Arts & Entertainment Editor
A lot of things start with someone giving you a chance.
And a lot of people forget who gave them a chance.
Four years ago, bright-eyed and inexperienced me desperately wanted to write for the Tropolitan. And at one point, I almost quit and went on with my life.
But someone, Jamal Carswell, a former staff writer encouraged me to write for Arts & Entertainment, headed by the editor at the time, Jonathan Bryant (affectionately referred to as JB).
And he gave me a chance. My first article was awful. They totally had to re-write it. Next time, a bit better. We worked together to make me better, and by the end, I was off doing interviews and being a somewhat competent writer.
And for that, JB, I thank you immensely. You gave me a chance, and that’s the best thing you could’ve done for me.
JB and I are friends to this day, and we talk about dumb nerdy stuff all the time still. He’s also managed to introduce me to my favorite games.
JB, it’s been four years. When are you coming back for that BFA in dance, man?
Zachary Winslett had to deal with me my sophomore year, and that was my year of stupid mistakes. I learned a lot from you, and you’ve helped groom me into what I am today. Everything’s MOSTLY Troy related in the Arts & Entertainment section now, so, you did something good encouraging that.
Laura Hutto, former chief copy editor and my former roommate. You’re a queen, and don’t let anyone tell you any different. You taught me how to do column breaks that one time and it has saved my life a lot more than I’d like to admit.
Chase Robinson, our former editor-in-chief talked to me and helped me through a lot inside and out of the paper. He was one of my pillars in the hardest time of my life. Thank you, too, man.
Lacey Alexander, my beloved staff writer. First of all, “A1 since day one.” And if you seek Lacey at any point, she’s probably doing something in the theater department for me.
Sable Riley, future Arts & Entertainment editor. Good luck. I’m here for you.
Sable, you’re a really great writer and I can see you being a better editor than me. Actually, be better than me, please.
Grishma Rimal, our current news editor. Listen. I love you. You’re such a real and down-to-earth person, and I think I’d probably explode without you on staff.
Jane Morrell, our current opinion editor. It’s been four years together. I can’t say any more than that.
Thomas Gleaton, our current chief copy editor. Get outta here. And thanks for being a proverbial punching bag. It helps to let off steam sometimes, and just as a reminder, you suck.
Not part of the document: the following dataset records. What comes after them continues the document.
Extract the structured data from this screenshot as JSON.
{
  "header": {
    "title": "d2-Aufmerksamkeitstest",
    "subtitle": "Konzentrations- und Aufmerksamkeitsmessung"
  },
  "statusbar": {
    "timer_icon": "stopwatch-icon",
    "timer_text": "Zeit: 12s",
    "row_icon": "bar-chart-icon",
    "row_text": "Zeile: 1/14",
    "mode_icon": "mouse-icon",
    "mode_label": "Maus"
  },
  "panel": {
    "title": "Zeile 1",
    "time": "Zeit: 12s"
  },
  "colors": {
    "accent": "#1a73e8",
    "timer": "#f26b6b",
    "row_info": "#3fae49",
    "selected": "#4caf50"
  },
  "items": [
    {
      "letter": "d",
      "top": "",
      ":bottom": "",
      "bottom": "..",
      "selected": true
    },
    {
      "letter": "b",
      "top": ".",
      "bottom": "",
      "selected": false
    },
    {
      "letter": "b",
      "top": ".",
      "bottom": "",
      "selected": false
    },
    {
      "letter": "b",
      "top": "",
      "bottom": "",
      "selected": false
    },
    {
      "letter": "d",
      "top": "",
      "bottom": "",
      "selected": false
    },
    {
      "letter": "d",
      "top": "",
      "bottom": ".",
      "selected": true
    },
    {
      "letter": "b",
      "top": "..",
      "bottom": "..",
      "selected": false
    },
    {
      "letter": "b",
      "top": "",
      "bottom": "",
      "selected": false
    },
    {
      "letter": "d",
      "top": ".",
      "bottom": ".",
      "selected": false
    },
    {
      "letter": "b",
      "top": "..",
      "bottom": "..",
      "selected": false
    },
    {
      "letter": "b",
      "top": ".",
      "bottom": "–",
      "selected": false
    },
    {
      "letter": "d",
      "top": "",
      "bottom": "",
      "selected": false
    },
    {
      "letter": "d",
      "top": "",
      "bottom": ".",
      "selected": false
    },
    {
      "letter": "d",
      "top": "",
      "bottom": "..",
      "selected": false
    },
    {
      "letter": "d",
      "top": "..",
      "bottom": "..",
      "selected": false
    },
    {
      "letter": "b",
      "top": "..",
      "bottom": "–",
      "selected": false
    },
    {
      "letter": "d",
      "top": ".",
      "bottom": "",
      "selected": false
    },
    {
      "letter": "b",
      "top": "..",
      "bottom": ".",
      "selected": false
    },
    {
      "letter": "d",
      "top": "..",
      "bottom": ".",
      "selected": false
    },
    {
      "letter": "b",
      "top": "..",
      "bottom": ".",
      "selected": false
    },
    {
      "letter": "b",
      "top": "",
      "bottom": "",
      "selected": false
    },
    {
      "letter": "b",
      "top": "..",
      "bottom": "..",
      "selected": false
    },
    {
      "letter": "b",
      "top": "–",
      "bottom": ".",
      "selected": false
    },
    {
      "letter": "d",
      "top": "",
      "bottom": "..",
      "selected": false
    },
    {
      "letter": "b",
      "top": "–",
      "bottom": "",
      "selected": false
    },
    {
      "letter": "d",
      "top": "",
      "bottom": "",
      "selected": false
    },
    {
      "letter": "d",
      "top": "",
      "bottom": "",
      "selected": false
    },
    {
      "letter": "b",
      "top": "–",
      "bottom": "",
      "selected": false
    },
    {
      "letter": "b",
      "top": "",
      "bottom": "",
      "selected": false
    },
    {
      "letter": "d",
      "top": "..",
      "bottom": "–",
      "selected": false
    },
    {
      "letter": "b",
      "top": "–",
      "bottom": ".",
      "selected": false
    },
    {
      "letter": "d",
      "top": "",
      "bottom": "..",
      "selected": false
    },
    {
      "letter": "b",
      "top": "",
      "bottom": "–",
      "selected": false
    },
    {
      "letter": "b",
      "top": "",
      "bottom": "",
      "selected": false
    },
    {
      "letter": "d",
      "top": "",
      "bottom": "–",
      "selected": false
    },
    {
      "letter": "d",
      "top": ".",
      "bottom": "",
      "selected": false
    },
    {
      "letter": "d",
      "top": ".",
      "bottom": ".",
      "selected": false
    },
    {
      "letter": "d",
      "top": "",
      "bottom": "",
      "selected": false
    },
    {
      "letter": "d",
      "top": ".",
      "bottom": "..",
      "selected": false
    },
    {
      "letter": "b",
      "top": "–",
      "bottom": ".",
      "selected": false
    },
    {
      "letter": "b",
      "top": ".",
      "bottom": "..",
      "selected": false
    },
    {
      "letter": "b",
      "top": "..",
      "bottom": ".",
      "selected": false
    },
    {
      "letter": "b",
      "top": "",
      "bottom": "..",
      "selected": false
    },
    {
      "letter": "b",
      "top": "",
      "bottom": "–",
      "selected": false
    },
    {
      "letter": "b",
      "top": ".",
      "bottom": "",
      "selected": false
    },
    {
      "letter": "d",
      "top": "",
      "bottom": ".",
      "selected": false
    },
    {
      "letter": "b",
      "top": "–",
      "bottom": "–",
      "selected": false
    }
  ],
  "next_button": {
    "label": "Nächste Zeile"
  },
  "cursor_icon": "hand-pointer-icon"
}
Jessica Smith, a former copy editor and my best friend. I’m not saying that we wouldn’t be as tight as we are without the Trop, but having you around at the Trop made us so much closer. She gets sappy content from me like once a week to be honest, so I’ll spare you all.
Finally, Steve Stewart.
I’ve been through all of his classes, been through his reviews of my page, and even though sometimes I would get really frustrated, I now appreciate all of it.
Also, to Davis Gamble, Candice Butts, Arneisha Robinson and Sarah Graham on the Palladium, you guys are hilarious and we all de-stressed together. Or stressed together.
It’s kind of beautiful.
He’s a good professor and he knows what he’s doing. If he offers help, or gives you any advice, take it. Make it work for you.
And give people a chance.
At the Tropolitan over the years, I’ve seen four different EIC’s, tons of different section editors, crazy stuff, not-so-crazy stuff, and sometimes I’ve felt like a bystander.
And that was OK with me, seeing as how stress makes me freak out in 10 different ways.
I’ve met some lifelong (hopefully, please love me forever) friends at the Tropolitan, and I remember hearing that from one of the senior editors my freshman year. I honestly didn’t believe them at the time.
But, here we are, four years later, having met some of the best friends I’ve ever had.
So thank you all. Thanks to all the people I’ve seen, interviewed and talked to since being a part of the Tropolitan.